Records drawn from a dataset
'''

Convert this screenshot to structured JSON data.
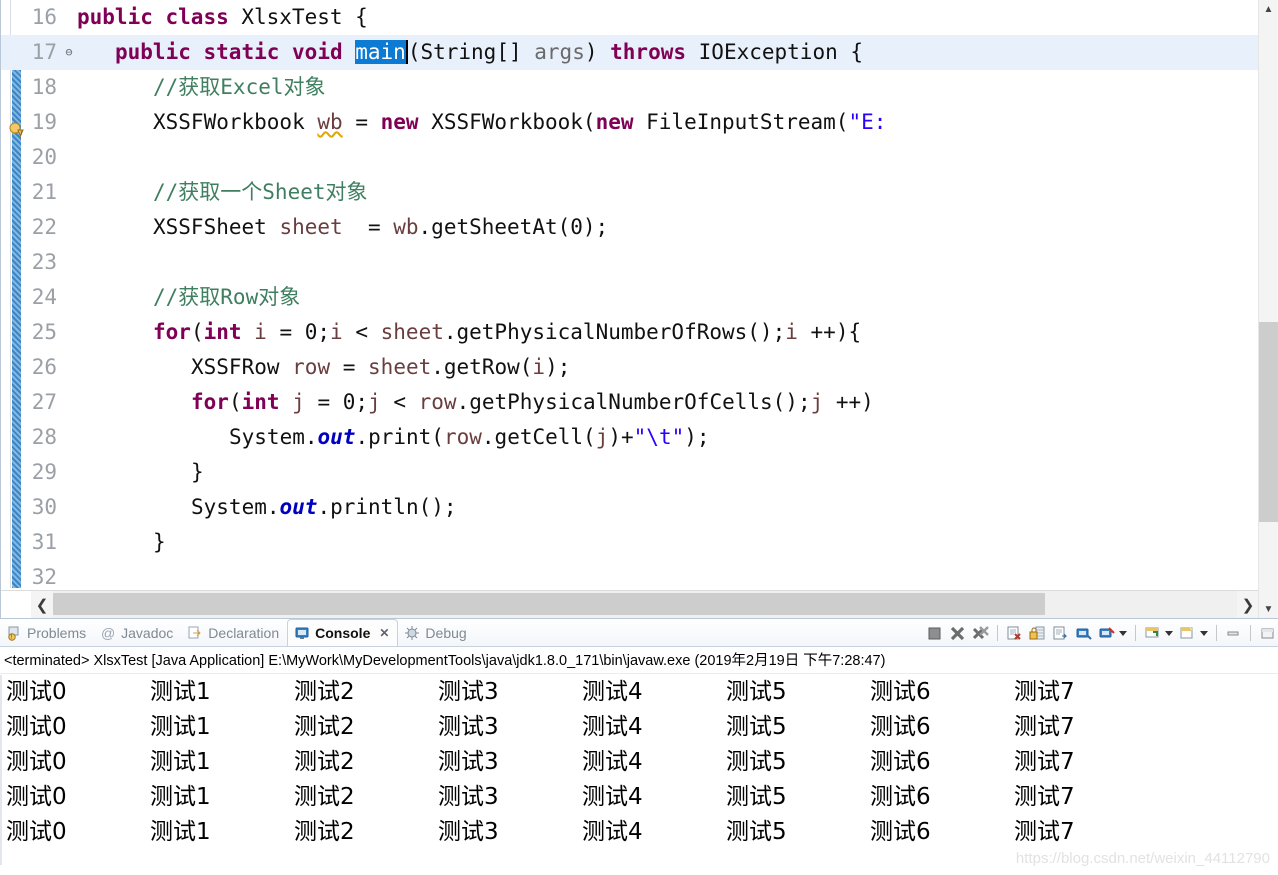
{
  "editor": {
    "first_line": 16,
    "lines": [
      {
        "no": "16",
        "fold": false,
        "warn": false,
        "current": false,
        "indent": 0,
        "tokens": [
          {
            "t": "public ",
            "c": "kw"
          },
          {
            "t": "class ",
            "c": "kw"
          },
          {
            "t": "XlsxTest ",
            "c": "plain"
          },
          {
            "t": "{",
            "c": "plain"
          }
        ]
      },
      {
        "no": "17",
        "fold": true,
        "warn": false,
        "current": true,
        "indent": 1,
        "tokens": [
          {
            "t": "public ",
            "c": "kw"
          },
          {
            "t": "static ",
            "c": "kw"
          },
          {
            "t": "void ",
            "c": "kw"
          },
          {
            "t": "main",
            "c": "sel"
          },
          {
            "t": "(String[] ",
            "c": "plain"
          },
          {
            "t": "args",
            "c": "prm"
          },
          {
            "t": ") ",
            "c": "plain"
          },
          {
            "t": "throws ",
            "c": "kw"
          },
          {
            "t": "IOException {",
            "c": "plain"
          }
        ]
      },
      {
        "no": "18",
        "fold": false,
        "warn": false,
        "current": false,
        "indent": 2,
        "tokens": [
          {
            "t": "//获取Excel对象",
            "c": "cmt"
          }
        ]
      },
      {
        "no": "19",
        "fold": false,
        "warn": true,
        "current": false,
        "indent": 2,
        "tokens": [
          {
            "t": "XSSFWorkbook ",
            "c": "plain"
          },
          {
            "t": "wb",
            "c": "loc warnunder"
          },
          {
            "t": " = ",
            "c": "plain"
          },
          {
            "t": "new ",
            "c": "kw"
          },
          {
            "t": "XSSFWorkbook(",
            "c": "plain"
          },
          {
            "t": "new ",
            "c": "kw"
          },
          {
            "t": "FileInputStream(",
            "c": "plain"
          },
          {
            "t": "\"E:",
            "c": "str"
          }
        ]
      },
      {
        "no": "20",
        "fold": false,
        "warn": false,
        "current": false,
        "indent": 0,
        "tokens": []
      },
      {
        "no": "21",
        "fold": false,
        "warn": false,
        "current": false,
        "indent": 2,
        "tokens": [
          {
            "t": "//获取一个Sheet对象",
            "c": "cmt"
          }
        ]
      },
      {
        "no": "22",
        "fold": false,
        "warn": false,
        "current": false,
        "indent": 2,
        "tokens": [
          {
            "t": "XSSFSheet ",
            "c": "plain"
          },
          {
            "t": "sheet",
            "c": "loc"
          },
          {
            "t": "  = ",
            "c": "plain"
          },
          {
            "t": "wb",
            "c": "loc"
          },
          {
            "t": ".getSheetAt(0);",
            "c": "plain"
          }
        ]
      },
      {
        "no": "23",
        "fold": false,
        "warn": false,
        "current": false,
        "indent": 0,
        "tokens": []
      },
      {
        "no": "24",
        "fold": false,
        "warn": false,
        "current": false,
        "indent": 2,
        "tokens": [
          {
            "t": "//获取Row对象",
            "c": "cmt"
          }
        ]
      },
      {
        "no": "25",
        "fold": false,
        "warn": false,
        "current": false,
        "indent": 2,
        "tokens": [
          {
            "t": "for",
            "c": "kw"
          },
          {
            "t": "(",
            "c": "plain"
          },
          {
            "t": "int ",
            "c": "kw"
          },
          {
            "t": "i",
            "c": "loc"
          },
          {
            "t": " = 0;",
            "c": "plain"
          },
          {
            "t": "i",
            "c": "loc"
          },
          {
            "t": " < ",
            "c": "plain"
          },
          {
            "t": "sheet",
            "c": "loc"
          },
          {
            "t": ".getPhysicalNumberOfRows();",
            "c": "plain"
          },
          {
            "t": "i",
            "c": "loc"
          },
          {
            "t": " ++){",
            "c": "plain"
          }
        ]
      },
      {
        "no": "26",
        "fold": false,
        "warn": false,
        "current": false,
        "indent": 3,
        "tokens": [
          {
            "t": "XSSFRow ",
            "c": "plain"
          },
          {
            "t": "row",
            "c": "loc"
          },
          {
            "t": " = ",
            "c": "plain"
          },
          {
            "t": "sheet",
            "c": "loc"
          },
          {
            "t": ".getRow(",
            "c": "plain"
          },
          {
            "t": "i",
            "c": "loc"
          },
          {
            "t": ");",
            "c": "plain"
          }
        ]
      },
      {
        "no": "27",
        "fold": false,
        "warn": false,
        "current": false,
        "indent": 3,
        "tokens": [
          {
            "t": "for",
            "c": "kw"
          },
          {
            "t": "(",
            "c": "plain"
          },
          {
            "t": "int ",
            "c": "kw"
          },
          {
            "t": "j",
            "c": "loc"
          },
          {
            "t": " = 0;",
            "c": "plain"
          },
          {
            "t": "j",
            "c": "loc"
          },
          {
            "t": " < ",
            "c": "plain"
          },
          {
            "t": "row",
            "c": "loc"
          },
          {
            "t": ".getPhysicalNumberOfCells();",
            "c": "plain"
          },
          {
            "t": "j",
            "c": "loc"
          },
          {
            "t": " ++)",
            "c": "plain"
          }
        ]
      },
      {
        "no": "28",
        "fold": false,
        "warn": false,
        "current": false,
        "indent": 4,
        "tokens": [
          {
            "t": "System.",
            "c": "plain"
          },
          {
            "t": "out",
            "c": "fld"
          },
          {
            "t": ".print(",
            "c": "plain"
          },
          {
            "t": "row",
            "c": "loc"
          },
          {
            "t": ".getCell(",
            "c": "plain"
          },
          {
            "t": "j",
            "c": "loc"
          },
          {
            "t": ")+",
            "c": "plain"
          },
          {
            "t": "\"\\t\"",
            "c": "str"
          },
          {
            "t": ");",
            "c": "plain"
          }
        ]
      },
      {
        "no": "29",
        "fold": false,
        "warn": false,
        "current": false,
        "indent": 3,
        "tokens": [
          {
            "t": "}",
            "c": "plain"
          }
        ]
      },
      {
        "no": "30",
        "fold": false,
        "warn": false,
        "current": false,
        "indent": 3,
        "tokens": [
          {
            "t": "System.",
            "c": "plain"
          },
          {
            "t": "out",
            "c": "fld"
          },
          {
            "t": ".println();",
            "c": "plain"
          }
        ]
      },
      {
        "no": "31",
        "fold": false,
        "warn": false,
        "current": false,
        "indent": 2,
        "tokens": [
          {
            "t": "}",
            "c": "plain"
          }
        ]
      },
      {
        "no": "32",
        "fold": false,
        "warn": false,
        "current": false,
        "indent": 0,
        "tokens": []
      }
    ]
  },
  "panel": {
    "tabs": [
      {
        "label": "Problems",
        "icon": "problems-icon",
        "active": false,
        "closable": false
      },
      {
        "label": "Javadoc",
        "icon": "javadoc-icon",
        "active": false,
        "closable": false
      },
      {
        "label": "Declaration",
        "icon": "declaration-icon",
        "active": false,
        "closable": false
      },
      {
        "label": "Console",
        "icon": "console-icon",
        "active": true,
        "closable": true
      },
      {
        "label": "Debug",
        "icon": "debug-icon",
        "active": false,
        "closable": false
      }
    ],
    "close_glyph": "✕",
    "toolbar_icons": [
      "terminate-icon",
      "remove-launch-icon",
      "remove-all-terminated-icon",
      "clear-console-icon",
      "scroll-lock-icon",
      "word-wrap-icon",
      "show-console-on-output-icon",
      "pin-console-icon",
      "display-selected-console-icon",
      "open-console-icon",
      "minimize-icon",
      "maximize-icon"
    ],
    "terminated_line": "<terminated> XlsxTest [Java Application] E:\\MyWork\\MyDevelopmentTools\\java\\jdk1.8.0_171\\bin\\javaw.exe (2019年2月19日 下午7:28:47)",
    "console_rows": [
      [
        "测试0",
        "测试1",
        "测试2",
        "测试3",
        "测试4",
        "测试5",
        "测试6",
        "测试7"
      ],
      [
        "测试0",
        "测试1",
        "测试2",
        "测试3",
        "测试4",
        "测试5",
        "测试6",
        "测试7"
      ],
      [
        "测试0",
        "测试1",
        "测试2",
        "测试3",
        "测试4",
        "测试5",
        "测试6",
        "测试7"
      ],
      [
        "测试0",
        "测试1",
        "测试2",
        "测试3",
        "测试4",
        "测试5",
        "测试6",
        "测试7"
      ],
      [
        "测试0",
        "测试1",
        "测试2",
        "测试3",
        "测试4",
        "测试5",
        "测试6",
        "测试7"
      ]
    ]
  },
  "watermark": "https://blog.csdn.net/weixin_44112790",
  "colors": {
    "selection": "#0d7ad4",
    "current_line": "#e8f0fb",
    "keyword": "#7f0055",
    "comment": "#3f7f5f",
    "string": "#2a00ff",
    "field": "#0000c0",
    "local_var": "#6a3e3e",
    "changebar": "#2f7fc4",
    "warning_squiggle": "#e0a800"
  }
}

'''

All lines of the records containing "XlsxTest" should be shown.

_REPLY TO THE TASK_.
            "t": "XlsxTest ",
    "terminated_line": "<terminated> XlsxTest [Java Application] E:\\MyWork\\MyDevelopmentTools\\java\\jdk1.8.0_171\\bin\\javaw.exe (2019年2月19日 下午7:28:47)",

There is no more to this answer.